French Renaissance Paleography extends into the digital realm the Newberry Library’s nearly four decades of experience offering intensive classroom-based instruction in late medieval and Renaissance vernacular paleography. Drawing on the library’s expertise with that face-to-face educational format, this digital resource aims to bring the study of early French manuscript culture to an even larger audience than can be accommodated in a classroom. This site provides a set of self-help tools to assist students, researchers, librarians, calligraphers, and designers with reading French manuscripts dating from 1300 to 1700 and understanding their contexts. It aims to foster collaborations across disciplines and generate new knowledge through the intersection of individual and group work.
The French Renaissance Paleography project is a collaborative project supported by a grant from The Andrew W. Mellon Foundation.
Thank you to many additional Newberry Library staff, including David Spadafora (President); Jennifer Thom and John Powell (Digitial Initiatives); Danny Greene and Brad Hunt (Research & Academic Programs); Hjordis Halvorson (Library Services); Jim Akerman (Maps & Modern Manuscripts); Alan Leopold, Linda Ballinger, and Jessica Grzegorski (Collection Services); Lia Markey (Director, Center for Renaissance Studies); and Andrew Belongea (Center for Renaissance Studies).
Thank you also to Ken Yang, Rachelann Pisani, Emily Dix, Stephanie Pegg, Christopher Benitez, Owen Chi-Fei Ma, David Sprague, Ellie Tamura, and Althea Tsang (Information Technology Services, University of Toronto Libraries); and Debra Cashion and Meg Smith (Center for Digital Humanities, Saint Louis University).

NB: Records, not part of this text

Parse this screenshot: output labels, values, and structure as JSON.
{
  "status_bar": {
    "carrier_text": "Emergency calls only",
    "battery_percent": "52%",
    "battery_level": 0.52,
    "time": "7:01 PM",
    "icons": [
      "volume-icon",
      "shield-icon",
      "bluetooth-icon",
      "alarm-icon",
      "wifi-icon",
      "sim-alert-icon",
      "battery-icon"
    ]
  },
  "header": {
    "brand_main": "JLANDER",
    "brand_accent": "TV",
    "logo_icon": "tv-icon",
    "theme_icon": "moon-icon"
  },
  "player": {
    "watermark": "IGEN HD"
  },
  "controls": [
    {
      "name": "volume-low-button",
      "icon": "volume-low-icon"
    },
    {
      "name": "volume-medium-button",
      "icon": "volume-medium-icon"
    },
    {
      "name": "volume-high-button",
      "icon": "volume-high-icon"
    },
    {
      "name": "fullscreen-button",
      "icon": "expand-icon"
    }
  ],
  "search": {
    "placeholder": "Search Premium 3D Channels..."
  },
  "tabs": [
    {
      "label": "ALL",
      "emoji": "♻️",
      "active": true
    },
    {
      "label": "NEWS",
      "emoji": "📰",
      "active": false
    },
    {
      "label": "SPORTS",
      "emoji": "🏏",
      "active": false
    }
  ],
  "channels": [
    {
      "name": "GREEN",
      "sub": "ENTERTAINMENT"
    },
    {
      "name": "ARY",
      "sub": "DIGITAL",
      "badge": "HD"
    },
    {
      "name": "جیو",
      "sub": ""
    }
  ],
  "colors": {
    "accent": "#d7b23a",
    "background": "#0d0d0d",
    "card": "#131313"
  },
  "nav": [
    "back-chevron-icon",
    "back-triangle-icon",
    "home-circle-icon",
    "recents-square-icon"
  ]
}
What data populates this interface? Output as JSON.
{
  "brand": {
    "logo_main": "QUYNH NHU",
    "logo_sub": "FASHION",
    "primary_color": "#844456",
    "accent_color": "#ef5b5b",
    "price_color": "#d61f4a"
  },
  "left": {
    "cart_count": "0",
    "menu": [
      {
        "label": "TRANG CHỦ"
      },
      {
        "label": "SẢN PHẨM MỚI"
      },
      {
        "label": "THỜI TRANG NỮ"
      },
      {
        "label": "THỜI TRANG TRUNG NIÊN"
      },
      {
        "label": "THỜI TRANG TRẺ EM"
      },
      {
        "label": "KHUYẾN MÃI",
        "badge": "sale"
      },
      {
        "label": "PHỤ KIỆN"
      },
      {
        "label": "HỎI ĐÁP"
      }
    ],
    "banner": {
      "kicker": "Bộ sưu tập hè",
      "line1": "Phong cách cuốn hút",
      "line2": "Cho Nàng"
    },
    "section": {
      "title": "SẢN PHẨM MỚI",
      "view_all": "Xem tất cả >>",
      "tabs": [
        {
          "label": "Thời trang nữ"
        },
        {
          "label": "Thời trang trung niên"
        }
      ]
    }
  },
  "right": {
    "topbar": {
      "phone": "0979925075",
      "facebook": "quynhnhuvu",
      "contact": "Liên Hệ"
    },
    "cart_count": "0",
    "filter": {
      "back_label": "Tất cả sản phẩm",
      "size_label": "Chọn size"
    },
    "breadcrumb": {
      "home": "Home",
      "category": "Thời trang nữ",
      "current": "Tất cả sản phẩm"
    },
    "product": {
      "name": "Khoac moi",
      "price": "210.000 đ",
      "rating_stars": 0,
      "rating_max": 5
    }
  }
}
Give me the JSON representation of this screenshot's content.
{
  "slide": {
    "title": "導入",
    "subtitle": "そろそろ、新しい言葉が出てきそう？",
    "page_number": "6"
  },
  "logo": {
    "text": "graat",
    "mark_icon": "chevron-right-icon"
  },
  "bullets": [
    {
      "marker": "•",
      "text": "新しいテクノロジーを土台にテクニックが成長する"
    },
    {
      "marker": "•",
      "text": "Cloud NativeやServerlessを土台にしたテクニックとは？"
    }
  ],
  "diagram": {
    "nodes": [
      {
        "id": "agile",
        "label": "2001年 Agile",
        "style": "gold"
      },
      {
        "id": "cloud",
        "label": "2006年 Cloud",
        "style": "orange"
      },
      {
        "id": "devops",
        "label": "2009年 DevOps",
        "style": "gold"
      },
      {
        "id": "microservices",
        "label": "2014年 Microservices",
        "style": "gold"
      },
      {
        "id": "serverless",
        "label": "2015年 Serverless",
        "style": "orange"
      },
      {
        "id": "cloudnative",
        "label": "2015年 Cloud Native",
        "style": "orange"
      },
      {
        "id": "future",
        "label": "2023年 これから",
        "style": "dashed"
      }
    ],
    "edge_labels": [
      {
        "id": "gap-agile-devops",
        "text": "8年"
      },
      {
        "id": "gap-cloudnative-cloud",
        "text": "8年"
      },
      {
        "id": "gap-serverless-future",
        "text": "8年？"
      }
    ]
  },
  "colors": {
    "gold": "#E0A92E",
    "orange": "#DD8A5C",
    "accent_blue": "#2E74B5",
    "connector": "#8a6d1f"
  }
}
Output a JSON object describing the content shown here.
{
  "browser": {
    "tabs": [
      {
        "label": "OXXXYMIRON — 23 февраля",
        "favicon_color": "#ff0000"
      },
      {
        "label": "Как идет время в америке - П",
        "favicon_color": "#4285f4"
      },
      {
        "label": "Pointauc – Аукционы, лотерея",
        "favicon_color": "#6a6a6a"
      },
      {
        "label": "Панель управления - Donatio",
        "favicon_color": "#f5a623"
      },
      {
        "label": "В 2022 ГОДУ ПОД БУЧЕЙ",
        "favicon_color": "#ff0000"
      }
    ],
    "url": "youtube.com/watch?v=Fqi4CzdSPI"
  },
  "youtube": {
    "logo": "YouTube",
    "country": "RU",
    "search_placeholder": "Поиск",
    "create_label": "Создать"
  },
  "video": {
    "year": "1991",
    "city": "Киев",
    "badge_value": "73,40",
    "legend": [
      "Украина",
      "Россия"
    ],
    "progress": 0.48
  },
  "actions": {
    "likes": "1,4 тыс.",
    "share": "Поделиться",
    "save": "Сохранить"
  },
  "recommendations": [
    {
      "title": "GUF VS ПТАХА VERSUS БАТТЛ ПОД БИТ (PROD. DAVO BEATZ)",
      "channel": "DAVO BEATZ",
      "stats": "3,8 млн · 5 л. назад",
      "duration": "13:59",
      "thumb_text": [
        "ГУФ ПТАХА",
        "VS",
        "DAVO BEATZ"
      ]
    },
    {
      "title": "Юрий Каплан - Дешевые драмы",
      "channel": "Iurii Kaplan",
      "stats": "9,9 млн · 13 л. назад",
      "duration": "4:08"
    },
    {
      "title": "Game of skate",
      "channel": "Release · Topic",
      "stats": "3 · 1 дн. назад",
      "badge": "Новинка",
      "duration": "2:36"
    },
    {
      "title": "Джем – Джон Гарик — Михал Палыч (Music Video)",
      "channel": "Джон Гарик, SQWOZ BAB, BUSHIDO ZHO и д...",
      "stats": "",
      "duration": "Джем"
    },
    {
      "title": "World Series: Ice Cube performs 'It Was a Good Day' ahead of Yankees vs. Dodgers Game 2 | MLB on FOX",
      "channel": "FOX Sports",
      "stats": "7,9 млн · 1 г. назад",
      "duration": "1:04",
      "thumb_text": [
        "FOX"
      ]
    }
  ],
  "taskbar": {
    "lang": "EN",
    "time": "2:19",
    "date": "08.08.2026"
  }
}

We also want to thank our advisory board members: Bernard Barbiche, Bill Bowen, Konrad Eisenbichler, Rich Freedman, John Gagné, Jim Ginther, Elizabeth Goldsmith, Drin Gyuk, Alan Leopold, Sian Meikle, Carla Rahn Phillips, Guy Poirier, Brian Sandberg, Ray Siemens, Marc Smith, Jennifer Thom.